> [DATA SECTION]:
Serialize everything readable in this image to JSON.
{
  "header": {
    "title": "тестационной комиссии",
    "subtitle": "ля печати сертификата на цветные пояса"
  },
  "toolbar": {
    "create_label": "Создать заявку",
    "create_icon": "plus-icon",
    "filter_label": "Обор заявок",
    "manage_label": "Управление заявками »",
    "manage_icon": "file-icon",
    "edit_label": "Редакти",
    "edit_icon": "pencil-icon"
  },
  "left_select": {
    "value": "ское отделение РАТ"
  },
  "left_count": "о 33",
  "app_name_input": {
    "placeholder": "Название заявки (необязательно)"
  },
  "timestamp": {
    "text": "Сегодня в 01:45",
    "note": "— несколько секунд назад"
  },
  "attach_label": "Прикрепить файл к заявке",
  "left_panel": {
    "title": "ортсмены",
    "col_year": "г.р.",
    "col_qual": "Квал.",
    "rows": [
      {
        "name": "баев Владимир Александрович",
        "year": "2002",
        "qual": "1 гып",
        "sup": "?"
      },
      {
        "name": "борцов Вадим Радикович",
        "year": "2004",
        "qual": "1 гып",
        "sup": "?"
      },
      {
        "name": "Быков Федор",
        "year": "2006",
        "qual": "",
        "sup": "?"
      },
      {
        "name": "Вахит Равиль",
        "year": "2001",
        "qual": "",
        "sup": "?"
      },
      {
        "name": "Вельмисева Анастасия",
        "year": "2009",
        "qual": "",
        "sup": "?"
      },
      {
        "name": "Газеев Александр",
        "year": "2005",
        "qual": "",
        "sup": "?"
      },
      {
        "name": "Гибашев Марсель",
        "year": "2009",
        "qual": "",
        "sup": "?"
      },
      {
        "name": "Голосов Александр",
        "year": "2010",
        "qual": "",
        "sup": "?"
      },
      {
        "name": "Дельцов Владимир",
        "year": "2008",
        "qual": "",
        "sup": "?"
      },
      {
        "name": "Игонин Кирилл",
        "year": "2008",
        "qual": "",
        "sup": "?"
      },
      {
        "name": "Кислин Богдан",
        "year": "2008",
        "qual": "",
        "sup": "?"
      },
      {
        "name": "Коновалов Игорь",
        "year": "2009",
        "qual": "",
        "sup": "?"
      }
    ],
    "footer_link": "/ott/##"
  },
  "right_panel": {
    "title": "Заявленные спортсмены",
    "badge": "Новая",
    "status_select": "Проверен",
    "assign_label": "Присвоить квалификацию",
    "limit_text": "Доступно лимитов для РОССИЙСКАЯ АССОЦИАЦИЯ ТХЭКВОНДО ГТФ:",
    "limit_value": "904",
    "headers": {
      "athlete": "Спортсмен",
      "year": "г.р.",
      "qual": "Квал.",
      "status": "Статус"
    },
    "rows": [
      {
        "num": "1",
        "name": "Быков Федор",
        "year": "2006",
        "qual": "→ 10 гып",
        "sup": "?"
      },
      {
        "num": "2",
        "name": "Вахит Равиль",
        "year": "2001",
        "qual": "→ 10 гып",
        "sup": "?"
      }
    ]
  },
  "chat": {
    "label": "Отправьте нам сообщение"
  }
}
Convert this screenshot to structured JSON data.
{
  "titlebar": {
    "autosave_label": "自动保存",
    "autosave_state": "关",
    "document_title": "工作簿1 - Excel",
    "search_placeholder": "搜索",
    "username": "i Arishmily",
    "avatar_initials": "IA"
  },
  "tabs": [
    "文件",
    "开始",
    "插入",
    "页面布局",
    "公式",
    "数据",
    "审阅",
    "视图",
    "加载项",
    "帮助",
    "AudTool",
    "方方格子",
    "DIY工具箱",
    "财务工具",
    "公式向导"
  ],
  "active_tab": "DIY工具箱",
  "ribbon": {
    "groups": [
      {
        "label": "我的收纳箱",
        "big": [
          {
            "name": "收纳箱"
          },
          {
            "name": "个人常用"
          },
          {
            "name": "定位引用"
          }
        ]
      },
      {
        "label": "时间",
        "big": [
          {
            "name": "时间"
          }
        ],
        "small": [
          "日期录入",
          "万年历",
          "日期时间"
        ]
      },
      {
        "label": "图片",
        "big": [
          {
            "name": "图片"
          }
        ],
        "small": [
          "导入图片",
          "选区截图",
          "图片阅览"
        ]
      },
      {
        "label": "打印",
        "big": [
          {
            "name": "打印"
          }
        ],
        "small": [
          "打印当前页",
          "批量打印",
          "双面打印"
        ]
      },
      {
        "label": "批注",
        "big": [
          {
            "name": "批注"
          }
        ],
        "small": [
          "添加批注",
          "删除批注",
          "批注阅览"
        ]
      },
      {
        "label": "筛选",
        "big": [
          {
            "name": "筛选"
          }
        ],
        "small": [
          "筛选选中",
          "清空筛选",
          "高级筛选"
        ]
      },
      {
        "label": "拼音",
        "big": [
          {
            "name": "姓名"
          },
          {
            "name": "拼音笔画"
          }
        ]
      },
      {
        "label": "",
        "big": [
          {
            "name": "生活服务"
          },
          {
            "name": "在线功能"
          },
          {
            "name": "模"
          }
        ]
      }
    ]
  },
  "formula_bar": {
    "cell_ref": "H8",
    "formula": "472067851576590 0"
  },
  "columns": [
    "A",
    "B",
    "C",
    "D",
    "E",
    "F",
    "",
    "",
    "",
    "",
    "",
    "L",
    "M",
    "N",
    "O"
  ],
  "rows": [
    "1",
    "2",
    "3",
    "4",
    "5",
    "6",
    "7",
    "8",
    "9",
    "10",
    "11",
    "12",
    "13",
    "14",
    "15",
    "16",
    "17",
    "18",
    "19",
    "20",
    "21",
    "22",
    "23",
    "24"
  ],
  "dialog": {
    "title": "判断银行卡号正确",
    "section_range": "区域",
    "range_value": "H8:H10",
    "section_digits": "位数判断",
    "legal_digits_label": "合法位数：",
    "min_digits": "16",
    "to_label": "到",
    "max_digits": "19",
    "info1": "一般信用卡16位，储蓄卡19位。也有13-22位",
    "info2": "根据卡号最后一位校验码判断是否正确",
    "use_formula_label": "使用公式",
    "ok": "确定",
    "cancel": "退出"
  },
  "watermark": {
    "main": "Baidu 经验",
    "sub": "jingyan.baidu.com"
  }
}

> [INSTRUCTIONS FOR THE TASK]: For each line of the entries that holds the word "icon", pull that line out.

> [EXERCISE RESULT]:
    "create_icon": "plus-icon",
    "manage_icon": "file-icon",
    "edit_icon": "pencil-icon"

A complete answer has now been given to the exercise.